- “justify policies that, explicitly or in practice, ban, limit, or restrict natural hair or hairstyles associated with Black people based on a desire to project a certain ‘corporate image,’ because of concerns about ‘customer preference’ or customer complaints, or because of speculative health or safety concerns.”
Any legitimate health and safety justification needs to be rooted in objective, factual evidence – not generalized assumptions – that the hairstyle in question would actually present a materially enhanced risk of harm to the wearer or to others. DCR’s Guidance largely follows enforcement guidance issued by New York City Commission on Human Rights in February 2019.
In July 2019, California and York both amended their civil rights and education laws to clarify that race includes traits historically associated with race, including “hair texture and protective hairstyles.” We discussed New York’s new law here. A similar bill is pending before the New Jersey legislature, but has not been enacted.

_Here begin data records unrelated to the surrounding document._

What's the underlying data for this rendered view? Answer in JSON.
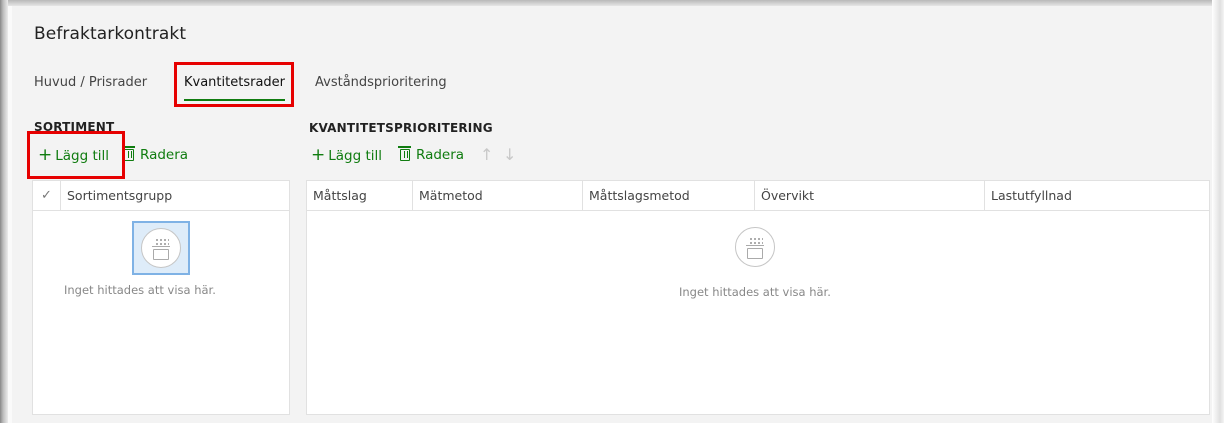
{
  "page": {
    "title": "Befraktarkontrakt"
  },
  "tabs": [
    {
      "label": "Huvud / Prisrader"
    },
    {
      "label": "Kvantitetsrader",
      "selected": true
    },
    {
      "label": "Avståndsprioritering"
    }
  ],
  "left_section": {
    "title": "SORTIMENT",
    "add_label": "Lägg till",
    "delete_label": "Radera",
    "columns": [
      "Sortimentsgrupp"
    ],
    "empty_text": "Inget hittades att visa här."
  },
  "right_section": {
    "title": "KVANTITETSPRIORITERING",
    "add_label": "Lägg till",
    "delete_label": "Radera",
    "columns": [
      "Måttslag",
      "Mätmetod",
      "Måttslagsmetod",
      "Övervikt",
      "Lastutfyllnad"
    ],
    "empty_text": "Inget hittades att visa här."
  },
  "icons": {
    "add": "plus-icon",
    "delete": "trash-icon",
    "move_up": "arrow-up-icon",
    "move_down": "arrow-down-icon",
    "select_all": "checkmark-icon",
    "empty": "empty-box-icon"
  },
  "colors": {
    "accent": "#107c10",
    "highlight": "#e60000",
    "focus": "#7fb2e5"
  }
}
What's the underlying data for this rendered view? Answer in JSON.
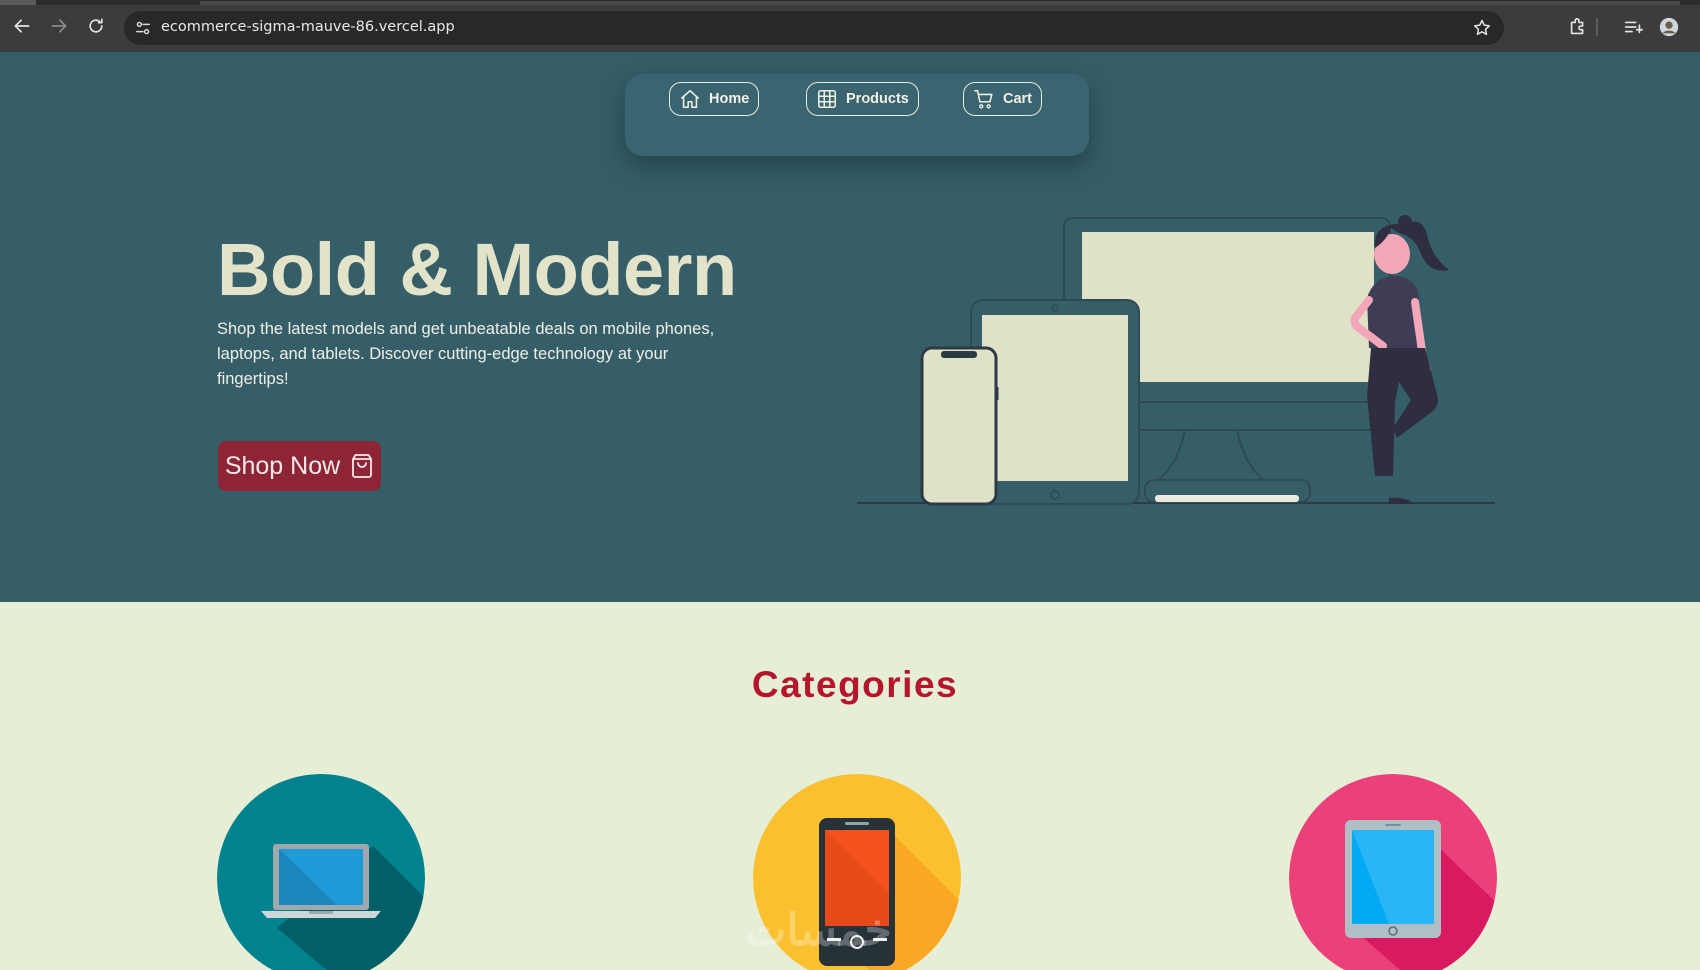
{
  "browser": {
    "url": "ecommerce-sigma-mauve-86.vercel.app",
    "icons": [
      "back-icon",
      "forward-icon",
      "reload-icon",
      "site-info-icon",
      "bookmark-star-icon",
      "extensions-icon",
      "reading-list-icon",
      "profile-icon"
    ]
  },
  "nav": {
    "items": [
      {
        "label": "Home",
        "icon": "home-icon"
      },
      {
        "label": "Products",
        "icon": "grid-icon"
      },
      {
        "label": "Cart",
        "icon": "cart-icon"
      }
    ]
  },
  "hero": {
    "title": "Bold & Modern",
    "description": "Shop the latest models and get unbeatable deals on mobile phones, laptops, and tablets. Discover cutting-edge technology at your fingertips!",
    "cta_label": "Shop Now",
    "cta_icon": "shopping-bag-icon"
  },
  "categories": {
    "title": "Categories",
    "items": [
      {
        "icon": "laptop-icon",
        "color": "#00838f"
      },
      {
        "icon": "mobile-phone-icon",
        "color": "#fbc02d"
      },
      {
        "icon": "tablet-icon",
        "color": "#ec407a"
      }
    ]
  },
  "watermark": "خمسات",
  "colors": {
    "hero_bg": "#365e69",
    "accent_red": "#b5162c",
    "cta_bg": "#8d2537",
    "page_bg": "#e6eed6",
    "title_cream": "#e2e3c8"
  }
}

Even though the Guidance is not mandatory and only the DCR’s interpretation of the existing New Jersey Law Against Discrimination, New Jersey employers should review their workplace appearance and grooming policies to ensure compliance. This includes ensuring that appearance and grooming policies are both facially neutral and are not selectively enforced.